the world’s first dedicated movie theatre inside a hospital where sick children can escape to the movies. Barry raised over
$1.8 million to build a state of the art movie theatre. Thousands of sick and terminally ill kids have experienced the magic
of movies at The Hollywood.
Barry continues to use his entrepreneurial skills to power his commitment to the arts by creating many programs to sustain
the viability and power of cinema and theatre in this country.
Barry was a founding director and the creative force behind the ONE X ONE Foundation that has raised over $5 million for
charities locally and globally and that has attracted supporters like Matt Damon and Richard Gere. These funds have gone
toward providing food and a better education for children who have merit but no means. He has also used his talents
to produce star-studded galas for many charities including Best Buddies and the Canadian Centre for Diversity that has
resulted in global awareness and millions raised for such issues as intellectual disability, racism, starvation and poverty.
Charity events Barry Avrich
has produced and to which
he has donated his time
ONE X ONE Gala 2005-2007
Best Buddies Canada Gala 2003-2010
Reena Foundation Gala 2007
ORT Gala 2003, 2010
Pencer Brain Trust “Noir” Gala 2008, 2011
Canadian Centre for Diversity Gala 2007-2010
Breast Fest Cancer Gala 2008
Young Presidents Organization
The International Emmy Awards
Writers Guild of Canada
The Stratford Festival of Canada, 2004-2010
The Toronto International Film Festival, 1998-2012
Canadian Opera Company, 2008-2012
Best Buddies Canada, 2004-2013
Glenn Gould Foundation, 2005-2007
One X One Foundation, 2005-2008
Culture Days, 2009-current
The Academy of Canadian Cinema
& Television, 2012-current
Hot Docs, 2012-current
On a personal note
Through what has been the greatest juggling act ever, featuring a relentless career in two fields, endless philanthropy,
and a patient wife, the fuel has been the ability to exist on only four hours of sleep.
The entire equation changed with the birth of my daughter. This little blockbuster in my life has, for the first time, dictated
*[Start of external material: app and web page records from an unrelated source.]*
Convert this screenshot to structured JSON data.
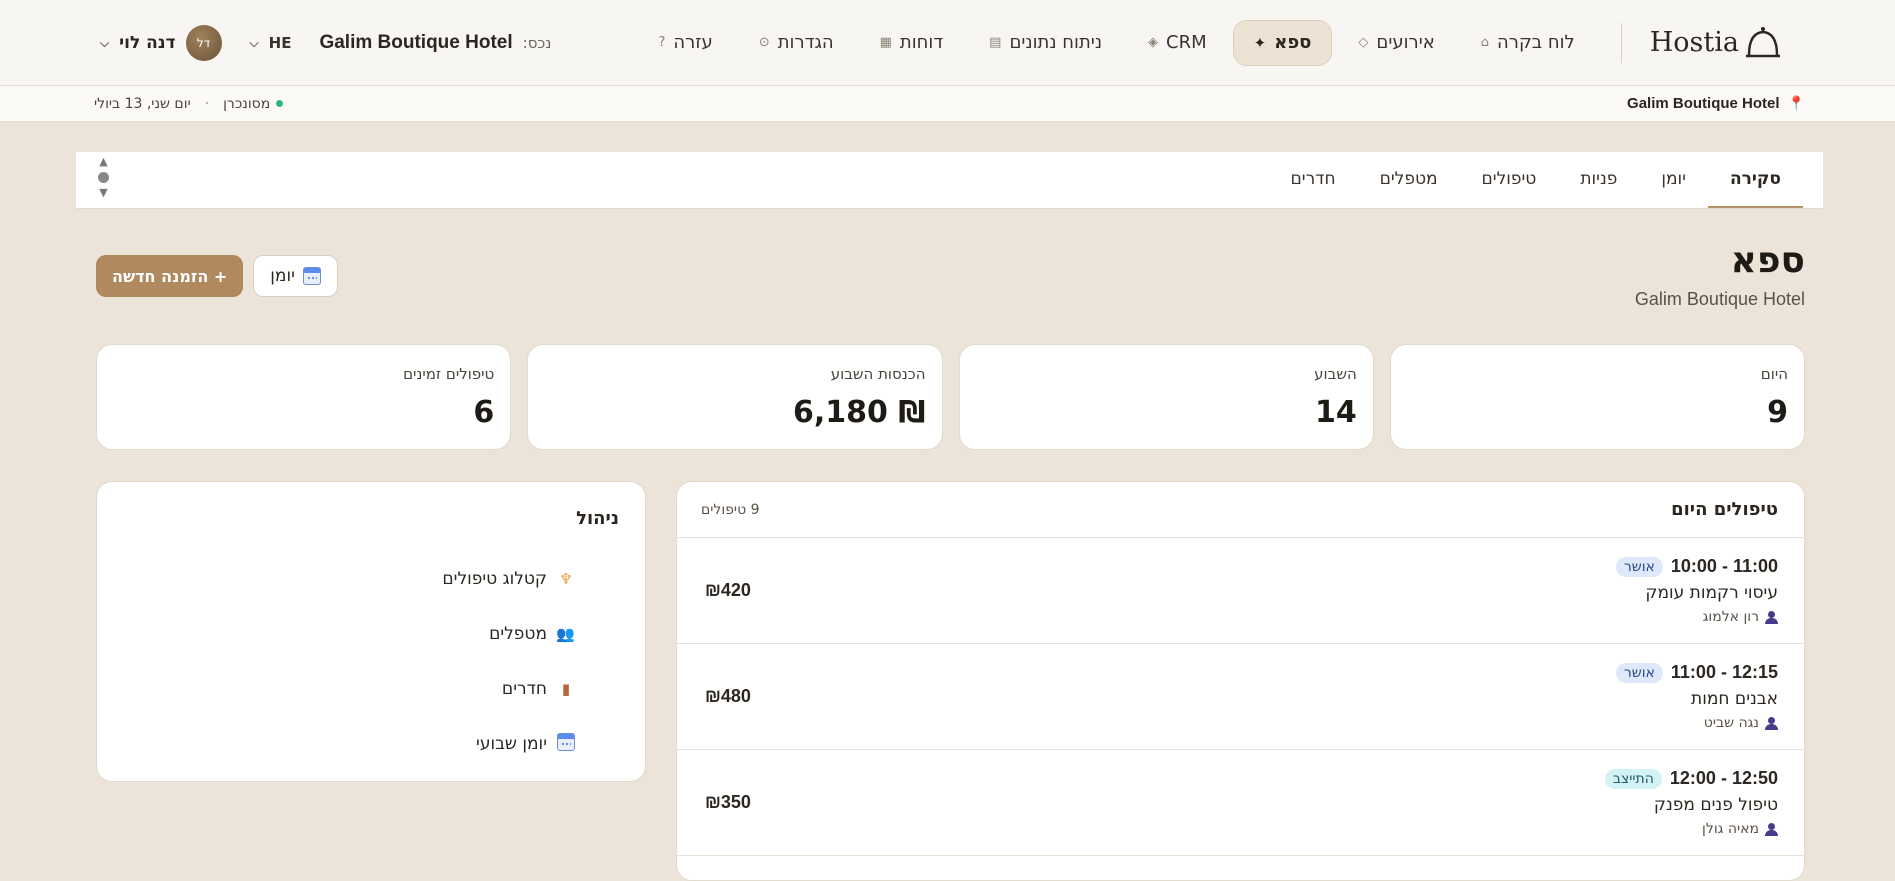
{
  "nav": {
    "brand": "Hostia",
    "items": [
      {
        "id": "front-desk",
        "label": "לוח בקרה",
        "icon": "⌂",
        "active": false
      },
      {
        "id": "events",
        "label": "אירועים",
        "icon": "◇",
        "active": false
      },
      {
        "id": "spa",
        "label": "ספא",
        "icon": "✦",
        "active": true
      },
      {
        "id": "crm",
        "label": "CRM",
        "icon": "◈",
        "active": false
      },
      {
        "id": "analytics",
        "label": "ניתוח נתונים",
        "icon": "▤",
        "active": false
      },
      {
        "id": "reports",
        "label": "דוחות",
        "icon": "▦",
        "active": false
      },
      {
        "id": "settings",
        "label": "הגדרות",
        "icon": "⊙",
        "active": false
      },
      {
        "id": "help",
        "label": "עזרה",
        "icon": "?",
        "active": false
      }
    ],
    "property_label": "נכס:",
    "property_name": "Galim Boutique Hotel",
    "language": "HE",
    "user_name": "דנה לוי",
    "user_initials": "דל"
  },
  "subbar": {
    "property": "Galim Boutique Hotel",
    "sync_status": "מסונכרן",
    "date": "יום שני, 13 ביולי"
  },
  "tabs": [
    {
      "label": "סקירה",
      "active": true
    },
    {
      "label": "יומן",
      "active": false
    },
    {
      "label": "פניות",
      "active": false
    },
    {
      "label": "טיפולים",
      "active": false
    },
    {
      "label": "מטפלים",
      "active": false
    },
    {
      "label": "חדרים",
      "active": false
    }
  ],
  "page": {
    "title": "ספא",
    "subtitle": "Galim Boutique Hotel",
    "calendar_button": "יומן",
    "new_booking_button": "+ הזמנה חדשה"
  },
  "stats": [
    {
      "label": "היום",
      "value": "9"
    },
    {
      "label": "השבוע",
      "value": "14"
    },
    {
      "label": "הכנסות השבוע",
      "value": "₪ 6,180"
    },
    {
      "label": "טיפולים זמינים",
      "value": "6"
    }
  ],
  "today": {
    "title": "טיפולים היום",
    "count": "9 טיפולים",
    "rows": [
      {
        "time": "11:00 - 10:00",
        "status": "אושר",
        "status_type": "ok",
        "treatment": "עיסוי רקמות עומק",
        "therapist": "רון אלמוג",
        "price": "₪420"
      },
      {
        "time": "12:15 - 11:00",
        "status": "אושר",
        "status_type": "ok",
        "treatment": "אבנים חמות",
        "therapist": "נגה שביט",
        "price": "₪480"
      },
      {
        "time": "12:50 - 12:00",
        "status": "התייצב",
        "status_type": "in",
        "treatment": "טיפול פנים מפנק",
        "therapist": "מאיה גולן",
        "price": "₪350"
      }
    ]
  },
  "management": {
    "title": "ניהול",
    "items": [
      {
        "label": "קטלוג טיפולים",
        "icon": "massage-icon"
      },
      {
        "label": "מטפלים",
        "icon": "people-icon"
      },
      {
        "label": "חדרים",
        "icon": "door-icon"
      },
      {
        "label": "יומן שבועי",
        "icon": "calendar-icon"
      }
    ]
  },
  "colors": {
    "accent": "#b08a5e",
    "background": "#ece4d9",
    "status_confirmed": "#dde9fb",
    "status_checked_in": "#d3f2f5"
  }
}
tolerance, relevance and devotion.
The good news is that she needs way more sleep than I do, but is already exhibiting very strong marketing skills.